▸ Instructions for the task: Search the entries for the word "true" and pull out each line that has it.

▸ Information:
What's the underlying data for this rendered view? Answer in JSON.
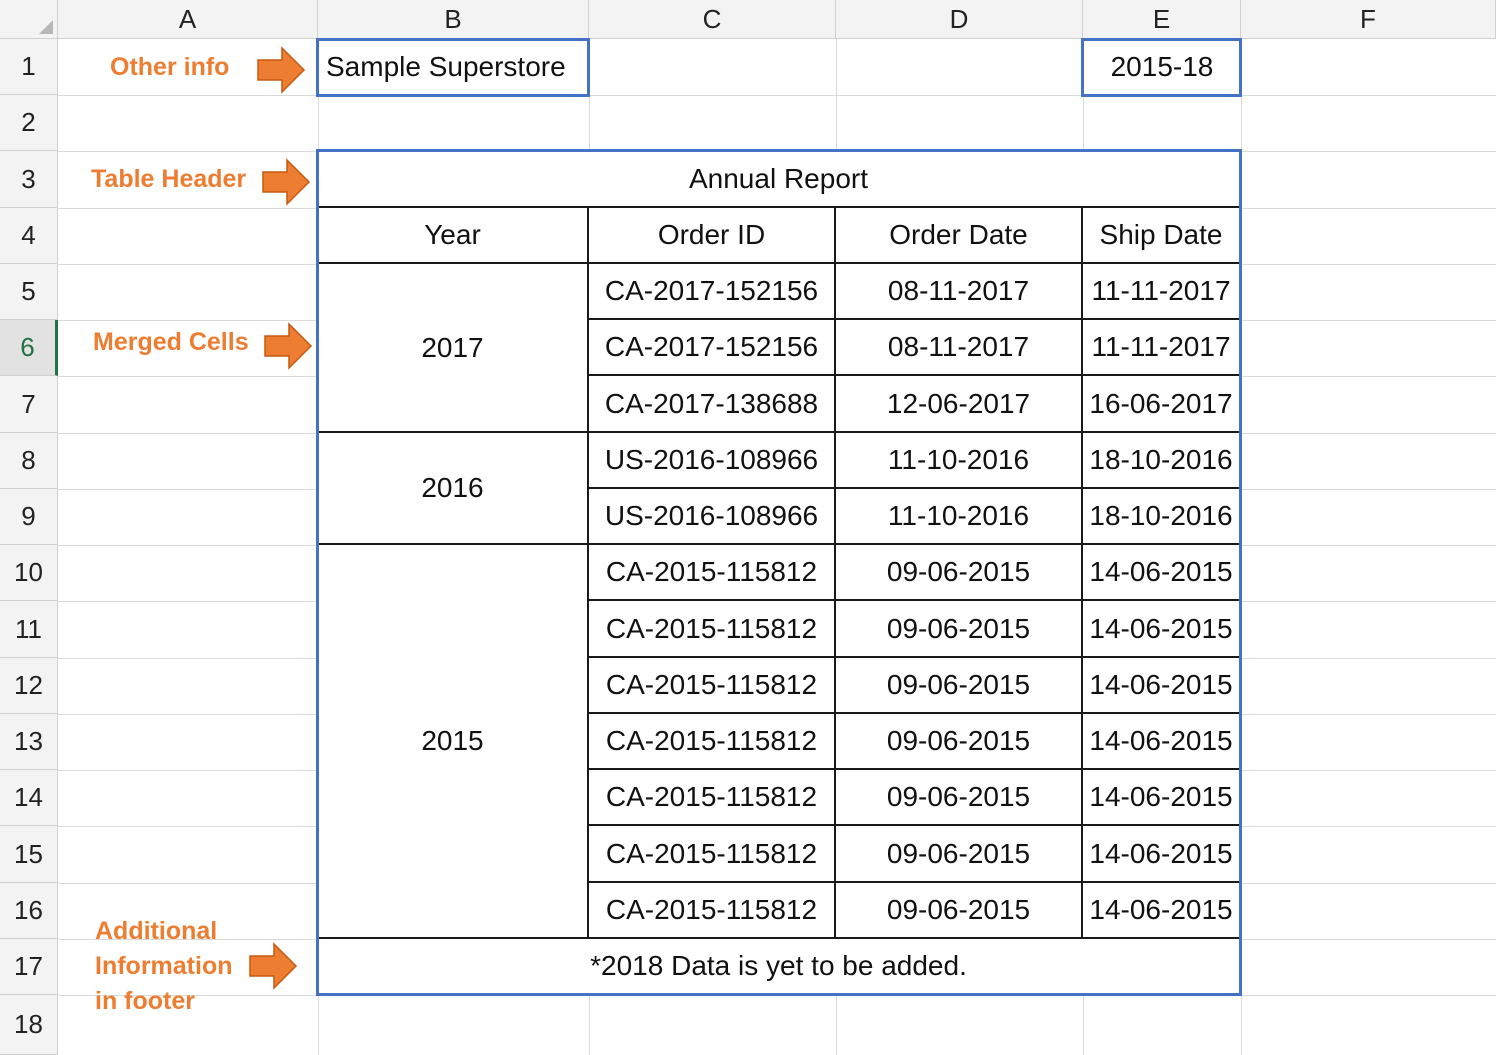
{
  "columns": [
    "A",
    "B",
    "C",
    "D",
    "E",
    "F"
  ],
  "rows": [
    "1",
    "2",
    "3",
    "4",
    "5",
    "6",
    "7",
    "8",
    "9",
    "10",
    "11",
    "12",
    "13",
    "14",
    "15",
    "16",
    "17",
    "18"
  ],
  "selected_row": "6",
  "colors": {
    "accent_blue": "#4472c4",
    "annotation_orange": "#ed7d31",
    "selected_green": "#217346"
  },
  "cells": {
    "B1": "Sample Superstore",
    "E1": "2015-18"
  },
  "table": {
    "title": "Annual Report",
    "headers": [
      "Year",
      "Order ID",
      "Order Date",
      "Ship Date"
    ],
    "year_groups": [
      "2017",
      "2016",
      "2015"
    ],
    "records": [
      [
        "CA-2017-152156",
        "08-11-2017",
        "11-11-2017"
      ],
      [
        "CA-2017-152156",
        "08-11-2017",
        "11-11-2017"
      ],
      [
        "CA-2017-138688",
        "12-06-2017",
        "16-06-2017"
      ],
      [
        "US-2016-108966",
        "11-10-2016",
        "18-10-2016"
      ],
      [
        "US-2016-108966",
        "11-10-2016",
        "18-10-2016"
      ],
      [
        "CA-2015-115812",
        "09-06-2015",
        "14-06-2015"
      ],
      [
        "CA-2015-115812",
        "09-06-2015",
        "14-06-2015"
      ],
      [
        "CA-2015-115812",
        "09-06-2015",
        "14-06-2015"
      ],
      [
        "CA-2015-115812",
        "09-06-2015",
        "14-06-2015"
      ],
      [
        "CA-2015-115812",
        "09-06-2015",
        "14-06-2015"
      ],
      [
        "CA-2015-115812",
        "09-06-2015",
        "14-06-2015"
      ],
      [
        "CA-2015-115812",
        "09-06-2015",
        "14-06-2015"
      ]
    ],
    "footer": "*2018 Data is yet to be added."
  },
  "annotations": {
    "other_info": "Other info",
    "table_header": "Table Header",
    "merged_cells": "Merged Cells",
    "footer_line1": "Additional",
    "footer_line2": "Information",
    "footer_line3": "in footer"
  },
  "icons": {
    "annotation_arrow": "right-arrow-icon"
  }
}
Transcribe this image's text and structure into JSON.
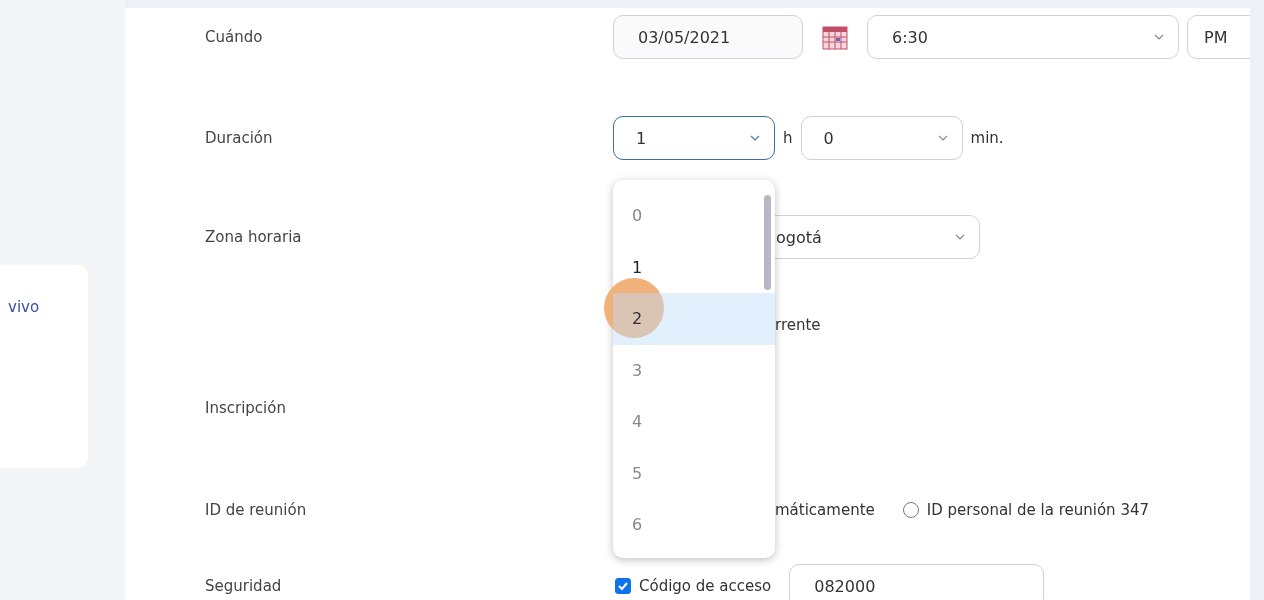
{
  "sidebar": {
    "items": [
      {
        "label": "vivo"
      }
    ]
  },
  "form": {
    "when": {
      "label": "Cuándo",
      "date": "03/05/2021",
      "time": "6:30",
      "period": "PM"
    },
    "duration": {
      "label": "Duración",
      "hours": "1",
      "hours_unit": "h",
      "minutes": "0",
      "minutes_unit": "min.",
      "focused": true
    },
    "time_zone": {
      "label": "Zona horaria",
      "value": "ogotá"
    },
    "recurring": {
      "text": "rrente"
    },
    "registration": {
      "label": "Inscripción"
    },
    "meeting_id": {
      "label": "ID de reunión",
      "text": "máticamente",
      "options": [
        {
          "label": "ID personal de la reunión 347",
          "selected": false
        }
      ]
    },
    "security": {
      "label": "Seguridad",
      "passcode_checked": true,
      "passcode_label": "Código de acceso",
      "passcode": "082000"
    }
  },
  "dropdown": {
    "options": [
      {
        "label": "0",
        "selected": false
      },
      {
        "label": "1",
        "selected": false
      },
      {
        "label": "2",
        "selected": true
      },
      {
        "label": "3",
        "selected": false
      },
      {
        "label": "4",
        "selected": false
      },
      {
        "label": "5",
        "selected": false
      },
      {
        "label": "6",
        "selected": false
      }
    ]
  }
}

▸ Written reply:
      "focused": true
      "passcode_checked": true,
        "selected": true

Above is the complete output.